- [Data to use]:
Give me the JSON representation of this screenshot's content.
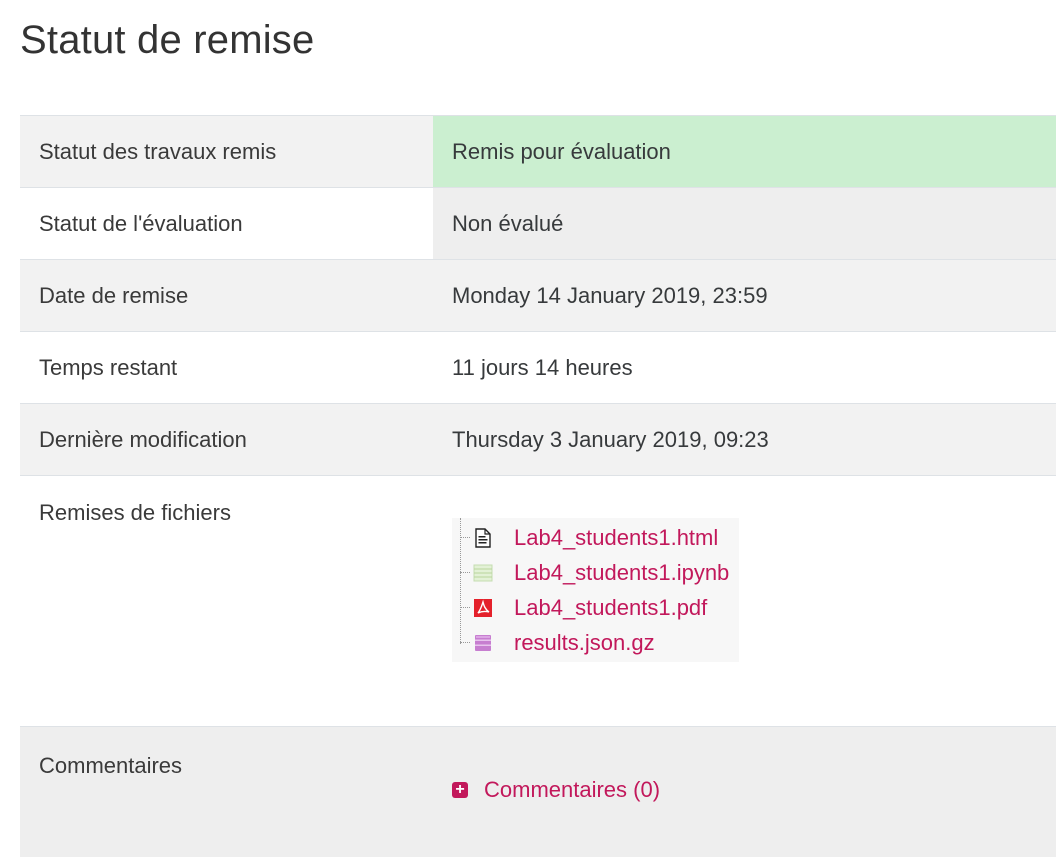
{
  "page": {
    "title": "Statut de remise"
  },
  "rows": [
    {
      "label": "Statut des travaux remis",
      "value": "Remis pour évaluation",
      "status_color": "#cbefd0"
    },
    {
      "label": "Statut de l'évaluation",
      "value": "Non évalué"
    },
    {
      "label": "Date de remise",
      "value": "Monday 14 January 2019, 23:59"
    },
    {
      "label": "Temps restant",
      "value": "11 jours 14 heures"
    },
    {
      "label": "Dernière modification",
      "value": "Thursday 3 January 2019, 09:23"
    }
  ],
  "files": {
    "label": "Remises de fichiers",
    "items": [
      {
        "name": "Lab4_students1.html",
        "icon": "html-file-icon"
      },
      {
        "name": "Lab4_students1.ipynb",
        "icon": "spreadsheet-file-icon"
      },
      {
        "name": "Lab4_students1.pdf",
        "icon": "pdf-file-icon"
      },
      {
        "name": "results.json.gz",
        "icon": "archive-file-icon"
      }
    ]
  },
  "comments": {
    "label": "Commentaires",
    "link": "Commentaires (0)",
    "icon": "plus-square-icon"
  },
  "colors": {
    "link": "#c2185b",
    "submitted_bg": "#cbefd0"
  }
}
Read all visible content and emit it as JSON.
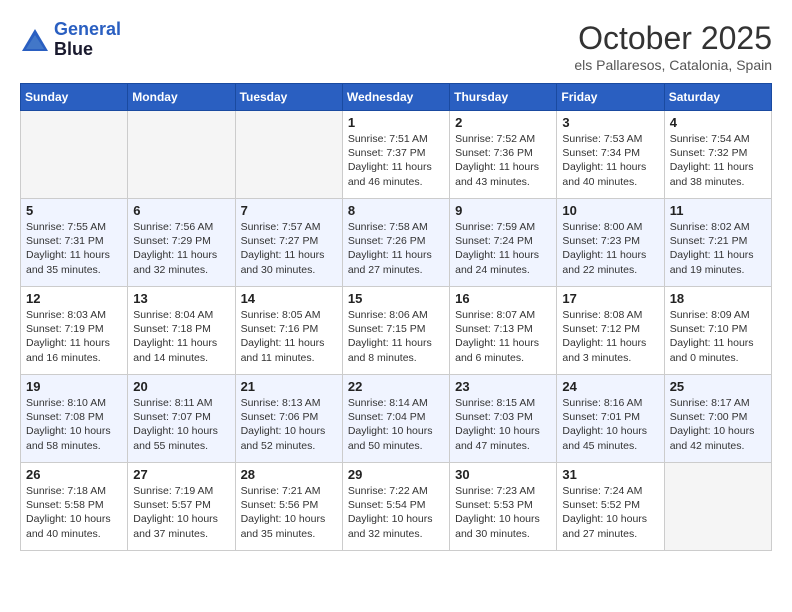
{
  "header": {
    "logo_line1": "General",
    "logo_line2": "Blue",
    "month": "October 2025",
    "location": "els Pallaresos, Catalonia, Spain"
  },
  "weekdays": [
    "Sunday",
    "Monday",
    "Tuesday",
    "Wednesday",
    "Thursday",
    "Friday",
    "Saturday"
  ],
  "weeks": [
    [
      {
        "day": "",
        "info": ""
      },
      {
        "day": "",
        "info": ""
      },
      {
        "day": "",
        "info": ""
      },
      {
        "day": "1",
        "info": "Sunrise: 7:51 AM\nSunset: 7:37 PM\nDaylight: 11 hours\nand 46 minutes."
      },
      {
        "day": "2",
        "info": "Sunrise: 7:52 AM\nSunset: 7:36 PM\nDaylight: 11 hours\nand 43 minutes."
      },
      {
        "day": "3",
        "info": "Sunrise: 7:53 AM\nSunset: 7:34 PM\nDaylight: 11 hours\nand 40 minutes."
      },
      {
        "day": "4",
        "info": "Sunrise: 7:54 AM\nSunset: 7:32 PM\nDaylight: 11 hours\nand 38 minutes."
      }
    ],
    [
      {
        "day": "5",
        "info": "Sunrise: 7:55 AM\nSunset: 7:31 PM\nDaylight: 11 hours\nand 35 minutes."
      },
      {
        "day": "6",
        "info": "Sunrise: 7:56 AM\nSunset: 7:29 PM\nDaylight: 11 hours\nand 32 minutes."
      },
      {
        "day": "7",
        "info": "Sunrise: 7:57 AM\nSunset: 7:27 PM\nDaylight: 11 hours\nand 30 minutes."
      },
      {
        "day": "8",
        "info": "Sunrise: 7:58 AM\nSunset: 7:26 PM\nDaylight: 11 hours\nand 27 minutes."
      },
      {
        "day": "9",
        "info": "Sunrise: 7:59 AM\nSunset: 7:24 PM\nDaylight: 11 hours\nand 24 minutes."
      },
      {
        "day": "10",
        "info": "Sunrise: 8:00 AM\nSunset: 7:23 PM\nDaylight: 11 hours\nand 22 minutes."
      },
      {
        "day": "11",
        "info": "Sunrise: 8:02 AM\nSunset: 7:21 PM\nDaylight: 11 hours\nand 19 minutes."
      }
    ],
    [
      {
        "day": "12",
        "info": "Sunrise: 8:03 AM\nSunset: 7:19 PM\nDaylight: 11 hours\nand 16 minutes."
      },
      {
        "day": "13",
        "info": "Sunrise: 8:04 AM\nSunset: 7:18 PM\nDaylight: 11 hours\nand 14 minutes."
      },
      {
        "day": "14",
        "info": "Sunrise: 8:05 AM\nSunset: 7:16 PM\nDaylight: 11 hours\nand 11 minutes."
      },
      {
        "day": "15",
        "info": "Sunrise: 8:06 AM\nSunset: 7:15 PM\nDaylight: 11 hours\nand 8 minutes."
      },
      {
        "day": "16",
        "info": "Sunrise: 8:07 AM\nSunset: 7:13 PM\nDaylight: 11 hours\nand 6 minutes."
      },
      {
        "day": "17",
        "info": "Sunrise: 8:08 AM\nSunset: 7:12 PM\nDaylight: 11 hours\nand 3 minutes."
      },
      {
        "day": "18",
        "info": "Sunrise: 8:09 AM\nSunset: 7:10 PM\nDaylight: 11 hours\nand 0 minutes."
      }
    ],
    [
      {
        "day": "19",
        "info": "Sunrise: 8:10 AM\nSunset: 7:08 PM\nDaylight: 10 hours\nand 58 minutes."
      },
      {
        "day": "20",
        "info": "Sunrise: 8:11 AM\nSunset: 7:07 PM\nDaylight: 10 hours\nand 55 minutes."
      },
      {
        "day": "21",
        "info": "Sunrise: 8:13 AM\nSunset: 7:06 PM\nDaylight: 10 hours\nand 52 minutes."
      },
      {
        "day": "22",
        "info": "Sunrise: 8:14 AM\nSunset: 7:04 PM\nDaylight: 10 hours\nand 50 minutes."
      },
      {
        "day": "23",
        "info": "Sunrise: 8:15 AM\nSunset: 7:03 PM\nDaylight: 10 hours\nand 47 minutes."
      },
      {
        "day": "24",
        "info": "Sunrise: 8:16 AM\nSunset: 7:01 PM\nDaylight: 10 hours\nand 45 minutes."
      },
      {
        "day": "25",
        "info": "Sunrise: 8:17 AM\nSunset: 7:00 PM\nDaylight: 10 hours\nand 42 minutes."
      }
    ],
    [
      {
        "day": "26",
        "info": "Sunrise: 7:18 AM\nSunset: 5:58 PM\nDaylight: 10 hours\nand 40 minutes."
      },
      {
        "day": "27",
        "info": "Sunrise: 7:19 AM\nSunset: 5:57 PM\nDaylight: 10 hours\nand 37 minutes."
      },
      {
        "day": "28",
        "info": "Sunrise: 7:21 AM\nSunset: 5:56 PM\nDaylight: 10 hours\nand 35 minutes."
      },
      {
        "day": "29",
        "info": "Sunrise: 7:22 AM\nSunset: 5:54 PM\nDaylight: 10 hours\nand 32 minutes."
      },
      {
        "day": "30",
        "info": "Sunrise: 7:23 AM\nSunset: 5:53 PM\nDaylight: 10 hours\nand 30 minutes."
      },
      {
        "day": "31",
        "info": "Sunrise: 7:24 AM\nSunset: 5:52 PM\nDaylight: 10 hours\nand 27 minutes."
      },
      {
        "day": "",
        "info": ""
      }
    ]
  ]
}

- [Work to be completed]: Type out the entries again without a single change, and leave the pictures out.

- [Solution]:
Give me the JSON representation of this screenshot's content.
{
  "page": {
    "title": "Statut de remise"
  },
  "rows": [
    {
      "label": "Statut des travaux remis",
      "value": "Remis pour évaluation",
      "status_color": "#cbefd0"
    },
    {
      "label": "Statut de l'évaluation",
      "value": "Non évalué"
    },
    {
      "label": "Date de remise",
      "value": "Monday 14 January 2019, 23:59"
    },
    {
      "label": "Temps restant",
      "value": "11 jours 14 heures"
    },
    {
      "label": "Dernière modification",
      "value": "Thursday 3 January 2019, 09:23"
    }
  ],
  "files": {
    "label": "Remises de fichiers",
    "items": [
      {
        "name": "Lab4_students1.html",
        "icon": "html-file-icon"
      },
      {
        "name": "Lab4_students1.ipynb",
        "icon": "spreadsheet-file-icon"
      },
      {
        "name": "Lab4_students1.pdf",
        "icon": "pdf-file-icon"
      },
      {
        "name": "results.json.gz",
        "icon": "archive-file-icon"
      }
    ]
  },
  "comments": {
    "label": "Commentaires",
    "link": "Commentaires (0)",
    "icon": "plus-square-icon"
  },
  "colors": {
    "link": "#c2185b",
    "submitted_bg": "#cbefd0"
  }
}
Read all visible content and emit it as JSON.
{
  "header": {
    "logo_line1": "General",
    "logo_line2": "Blue",
    "month": "October 2025",
    "location": "els Pallaresos, Catalonia, Spain"
  },
  "weekdays": [
    "Sunday",
    "Monday",
    "Tuesday",
    "Wednesday",
    "Thursday",
    "Friday",
    "Saturday"
  ],
  "weeks": [
    [
      {
        "day": "",
        "info": ""
      },
      {
        "day": "",
        "info": ""
      },
      {
        "day": "",
        "info": ""
      },
      {
        "day": "1",
        "info": "Sunrise: 7:51 AM\nSunset: 7:37 PM\nDaylight: 11 hours\nand 46 minutes."
      },
      {
        "day": "2",
        "info": "Sunrise: 7:52 AM\nSunset: 7:36 PM\nDaylight: 11 hours\nand 43 minutes."
      },
      {
        "day": "3",
        "info": "Sunrise: 7:53 AM\nSunset: 7:34 PM\nDaylight: 11 hours\nand 40 minutes."
      },
      {
        "day": "4",
        "info": "Sunrise: 7:54 AM\nSunset: 7:32 PM\nDaylight: 11 hours\nand 38 minutes."
      }
    ],
    [
      {
        "day": "5",
        "info": "Sunrise: 7:55 AM\nSunset: 7:31 PM\nDaylight: 11 hours\nand 35 minutes."
      },
      {
        "day": "6",
        "info": "Sunrise: 7:56 AM\nSunset: 7:29 PM\nDaylight: 11 hours\nand 32 minutes."
      },
      {
        "day": "7",
        "info": "Sunrise: 7:57 AM\nSunset: 7:27 PM\nDaylight: 11 hours\nand 30 minutes."
      },
      {
        "day": "8",
        "info": "Sunrise: 7:58 AM\nSunset: 7:26 PM\nDaylight: 11 hours\nand 27 minutes."
      },
      {
        "day": "9",
        "info": "Sunrise: 7:59 AM\nSunset: 7:24 PM\nDaylight: 11 hours\nand 24 minutes."
      },
      {
        "day": "10",
        "info": "Sunrise: 8:00 AM\nSunset: 7:23 PM\nDaylight: 11 hours\nand 22 minutes."
      },
      {
        "day": "11",
        "info": "Sunrise: 8:02 AM\nSunset: 7:21 PM\nDaylight: 11 hours\nand 19 minutes."
      }
    ],
    [
      {
        "day": "12",
        "info": "Sunrise: 8:03 AM\nSunset: 7:19 PM\nDaylight: 11 hours\nand 16 minutes."
      },
      {
        "day": "13",
        "info": "Sunrise: 8:04 AM\nSunset: 7:18 PM\nDaylight: 11 hours\nand 14 minutes."
      },
      {
        "day": "14",
        "info": "Sunrise: 8:05 AM\nSunset: 7:16 PM\nDaylight: 11 hours\nand 11 minutes."
      },
      {
        "day": "15",
        "info": "Sunrise: 8:06 AM\nSunset: 7:15 PM\nDaylight: 11 hours\nand 8 minutes."
      },
      {
        "day": "16",
        "info": "Sunrise: 8:07 AM\nSunset: 7:13 PM\nDaylight: 11 hours\nand 6 minutes."
      },
      {
        "day": "17",
        "info": "Sunrise: 8:08 AM\nSunset: 7:12 PM\nDaylight: 11 hours\nand 3 minutes."
      },
      {
        "day": "18",
        "info": "Sunrise: 8:09 AM\nSunset: 7:10 PM\nDaylight: 11 hours\nand 0 minutes."
      }
    ],
    [
      {
        "day": "19",
        "info": "Sunrise: 8:10 AM\nSunset: 7:08 PM\nDaylight: 10 hours\nand 58 minutes."
      },
      {
        "day": "20",
        "info": "Sunrise: 8:11 AM\nSunset: 7:07 PM\nDaylight: 10 hours\nand 55 minutes."
      },
      {
        "day": "21",
        "info": "Sunrise: 8:13 AM\nSunset: 7:06 PM\nDaylight: 10 hours\nand 52 minutes."
      },
      {
        "day": "22",
        "info": "Sunrise: 8:14 AM\nSunset: 7:04 PM\nDaylight: 10 hours\nand 50 minutes."
      },
      {
        "day": "23",
        "info": "Sunrise: 8:15 AM\nSunset: 7:03 PM\nDaylight: 10 hours\nand 47 minutes."
      },
      {
        "day": "24",
        "info": "Sunrise: 8:16 AM\nSunset: 7:01 PM\nDaylight: 10 hours\nand 45 minutes."
      },
      {
        "day": "25",
        "info": "Sunrise: 8:17 AM\nSunset: 7:00 PM\nDaylight: 10 hours\nand 42 minutes."
      }
    ],
    [
      {
        "day": "26",
        "info": "Sunrise: 7:18 AM\nSunset: 5:58 PM\nDaylight: 10 hours\nand 40 minutes."
      },
      {
        "day": "27",
        "info": "Sunrise: 7:19 AM\nSunset: 5:57 PM\nDaylight: 10 hours\nand 37 minutes."
      },
      {
        "day": "28",
        "info": "Sunrise: 7:21 AM\nSunset: 5:56 PM\nDaylight: 10 hours\nand 35 minutes."
      },
      {
        "day": "29",
        "info": "Sunrise: 7:22 AM\nSunset: 5:54 PM\nDaylight: 10 hours\nand 32 minutes."
      },
      {
        "day": "30",
        "info": "Sunrise: 7:23 AM\nSunset: 5:53 PM\nDaylight: 10 hours\nand 30 minutes."
      },
      {
        "day": "31",
        "info": "Sunrise: 7:24 AM\nSunset: 5:52 PM\nDaylight: 10 hours\nand 27 minutes."
      },
      {
        "day": "",
        "info": ""
      }
    ]
  ]
}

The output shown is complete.